Journalist Ursula Halligan has spoken of her decision to reveal she is gay and said she hopes her story will help anyone struggling to come to terms with their sexuality.
In an article in The Irish Times, the TV3 Political Editor published an extract from her diary, written when she was 17, in which she describes her reaction to falling in love with a girl.
"There have been times when I have even thought about death, of escaping from this world, of sleeping untouched by no-one forever."
Speaking to Anton Savage on Today FM, Ms Halligan said her reaction at the time was one of horror because in 1970s Ireland being gay was not talked about and when it was it was as jeering and jokes.
She said she had "these lovely feelings, but I knew I couldn't express them or give a hint, so I repressed it and I thought to myself I don’t want to be gay, I want to be normal".
She spoke of the pressure to conform at 17 and said she felt like the "only freak in the world" and of being "very lost and desolate and alone".
Ms Halligan said she felt the only way she could survive was to lock that side of her away, "I wanted to be normal".
She said before the referendum she believed she was resigned to "going to my grave with this secret" and of how there must be others who have done that and "lived incomplete lives".
She said she had no notion of going public, but being surrounded by the debate over the same-sex marriage referendum "forced her to confront the issue head-on".
She had planned to go public two weeks ago, but put it on hold following the sudden death of her brother Aidan.
Ms Halligan said that following his death she was back at work and "I looked again at what I had written and wondered was it too late".
She said another brother sent her a text which included a favourite quote from Aidan, Martin Luther King’s "Our lives begin to end the day we become silent about the things that matter", and had such a "visceral reaction" to it that she could not remain silent.
She said if it helps even one 17-year-old girl or boy to cope with any anxiety they are feeling about their sexuality, "then I had to tell the truth".
Ms Halligan said her family have been wonderful and that her mother has been "four-square" behind, but said every person and situation is different.
She said there are young people going through hell and urged parents to talk to their children.
"We are facts of nature, we are not freaks of nature", she said.
She also said her reasons for stepping aside from coverage of the referendum was to protect TV3’s impartiality and said the station had been wonderful in its support.
In a statement, TV3 said it agreed with her decision.
"Ursula wishes to publicly endorse a Yes vote in the referendum which could breach the referendum guideline as it 'may have the potential to undermine the perceived impartiality of [TV3's] coverage'.
"TV3 offered Ursula Halligan the opportunity to continue to cover the referendum by not endorsing either side.
"TV3 respects Ursula's personal wishes regarding this issue and her desire to publicly state her views.
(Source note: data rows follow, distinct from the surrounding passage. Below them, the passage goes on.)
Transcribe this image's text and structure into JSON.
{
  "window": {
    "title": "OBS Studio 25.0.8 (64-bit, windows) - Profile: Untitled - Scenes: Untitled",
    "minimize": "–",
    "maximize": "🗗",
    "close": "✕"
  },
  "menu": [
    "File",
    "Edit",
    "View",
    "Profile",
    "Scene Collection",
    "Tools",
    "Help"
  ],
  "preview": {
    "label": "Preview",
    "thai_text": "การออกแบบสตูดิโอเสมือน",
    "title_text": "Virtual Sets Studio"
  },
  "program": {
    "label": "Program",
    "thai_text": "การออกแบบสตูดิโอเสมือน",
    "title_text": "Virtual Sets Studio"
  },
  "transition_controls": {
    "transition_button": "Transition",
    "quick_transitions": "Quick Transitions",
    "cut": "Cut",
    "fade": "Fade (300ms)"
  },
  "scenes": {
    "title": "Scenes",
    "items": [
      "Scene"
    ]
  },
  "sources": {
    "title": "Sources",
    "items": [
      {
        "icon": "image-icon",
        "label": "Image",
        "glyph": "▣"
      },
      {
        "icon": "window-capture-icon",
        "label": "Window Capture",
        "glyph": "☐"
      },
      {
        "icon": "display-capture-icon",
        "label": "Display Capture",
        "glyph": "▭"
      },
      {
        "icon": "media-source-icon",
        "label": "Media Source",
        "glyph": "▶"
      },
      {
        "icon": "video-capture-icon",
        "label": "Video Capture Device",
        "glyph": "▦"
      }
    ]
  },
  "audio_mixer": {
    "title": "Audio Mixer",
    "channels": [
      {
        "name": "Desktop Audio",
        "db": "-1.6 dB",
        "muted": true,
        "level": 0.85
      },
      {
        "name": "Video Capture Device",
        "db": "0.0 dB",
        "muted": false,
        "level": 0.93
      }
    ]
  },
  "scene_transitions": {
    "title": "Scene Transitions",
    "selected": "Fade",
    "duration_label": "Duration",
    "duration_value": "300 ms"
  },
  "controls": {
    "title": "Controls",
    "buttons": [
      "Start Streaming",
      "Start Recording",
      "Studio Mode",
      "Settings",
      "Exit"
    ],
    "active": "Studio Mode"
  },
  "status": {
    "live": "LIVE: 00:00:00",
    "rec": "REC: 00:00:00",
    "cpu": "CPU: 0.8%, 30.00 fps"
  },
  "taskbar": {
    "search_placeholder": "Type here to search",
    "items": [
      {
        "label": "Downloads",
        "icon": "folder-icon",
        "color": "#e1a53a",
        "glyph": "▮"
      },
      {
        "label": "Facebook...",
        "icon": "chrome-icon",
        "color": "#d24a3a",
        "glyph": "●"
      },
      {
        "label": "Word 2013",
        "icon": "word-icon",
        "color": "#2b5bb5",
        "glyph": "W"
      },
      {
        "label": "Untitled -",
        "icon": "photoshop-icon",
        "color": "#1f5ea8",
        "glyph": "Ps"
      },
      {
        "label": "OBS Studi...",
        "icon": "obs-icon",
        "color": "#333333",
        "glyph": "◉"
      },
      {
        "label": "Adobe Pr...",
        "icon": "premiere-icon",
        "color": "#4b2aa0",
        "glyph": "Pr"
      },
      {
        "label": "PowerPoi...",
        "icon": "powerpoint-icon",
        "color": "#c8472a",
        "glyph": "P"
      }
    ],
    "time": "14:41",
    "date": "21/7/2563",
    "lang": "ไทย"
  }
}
Ursula will continue to cover all other political issues for TV3."
Ms Halligan said she is calling for a Yes vote in the referendum because gay people are equal and her love is as deep and sincere as the love of a heterosexual person.